Find the string "IBERT" in the entries and copy each line that has it.

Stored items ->
···

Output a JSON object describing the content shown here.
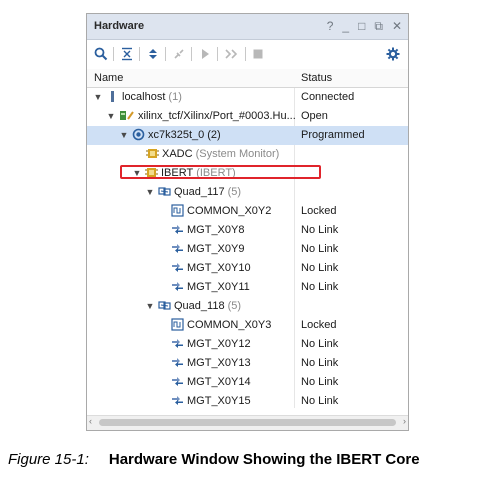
{
  "window": {
    "title": "Hardware",
    "controls": [
      "?",
      "_",
      "□",
      "⧉",
      "✕"
    ]
  },
  "toolbar": {
    "icons": [
      "search-icon",
      "collapse-all-icon",
      "expand-all-icon",
      "connect-icon",
      "run-icon",
      "forward-icon",
      "stop-icon",
      "gear-icon"
    ]
  },
  "columns": {
    "name": "Name",
    "status": "Status"
  },
  "tree": [
    {
      "label": "localhost",
      "suffix": "(1)",
      "status": "Connected"
    },
    {
      "label": "xilinx_tcf/Xilinx/Port_#0003.Hu...",
      "suffix": "",
      "status": "Open"
    },
    {
      "label": "xc7k325t_0",
      "suffix": "(2)",
      "status": "Programmed"
    },
    {
      "label": "XADC",
      "suffix": "(System Monitor)",
      "status": ""
    },
    {
      "label": "IBERT",
      "suffix": "(IBERT)",
      "status": ""
    },
    {
      "label": "Quad_117",
      "suffix": "(5)",
      "status": ""
    },
    {
      "label": "COMMON_X0Y2",
      "suffix": "",
      "status": "Locked"
    },
    {
      "label": "MGT_X0Y8",
      "suffix": "",
      "status": "No Link"
    },
    {
      "label": "MGT_X0Y9",
      "suffix": "",
      "status": "No Link"
    },
    {
      "label": "MGT_X0Y10",
      "suffix": "",
      "status": "No Link"
    },
    {
      "label": "MGT_X0Y11",
      "suffix": "",
      "status": "No Link"
    },
    {
      "label": "Quad_118",
      "suffix": "(5)",
      "status": ""
    },
    {
      "label": "COMMON_X0Y3",
      "suffix": "",
      "status": "Locked"
    },
    {
      "label": "MGT_X0Y12",
      "suffix": "",
      "status": "No Link"
    },
    {
      "label": "MGT_X0Y13",
      "suffix": "",
      "status": "No Link"
    },
    {
      "label": "MGT_X0Y14",
      "suffix": "",
      "status": "No Link"
    },
    {
      "label": "MGT_X0Y15",
      "suffix": "",
      "status": "No Link"
    }
  ],
  "caption": {
    "figure": "Figure 15-1:",
    "text": "Hardware Window Showing the IBERT Core"
  },
  "colors": {
    "selection": "#cfe0f5",
    "highlight": "#e0242b",
    "titlebar": "#dde4ef"
  }
}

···

RESPONSE AREA ->
      "label": "IBERT",
      "suffix": "(IBERT)",
    "text": "Hardware Window Showing the IBERT Core"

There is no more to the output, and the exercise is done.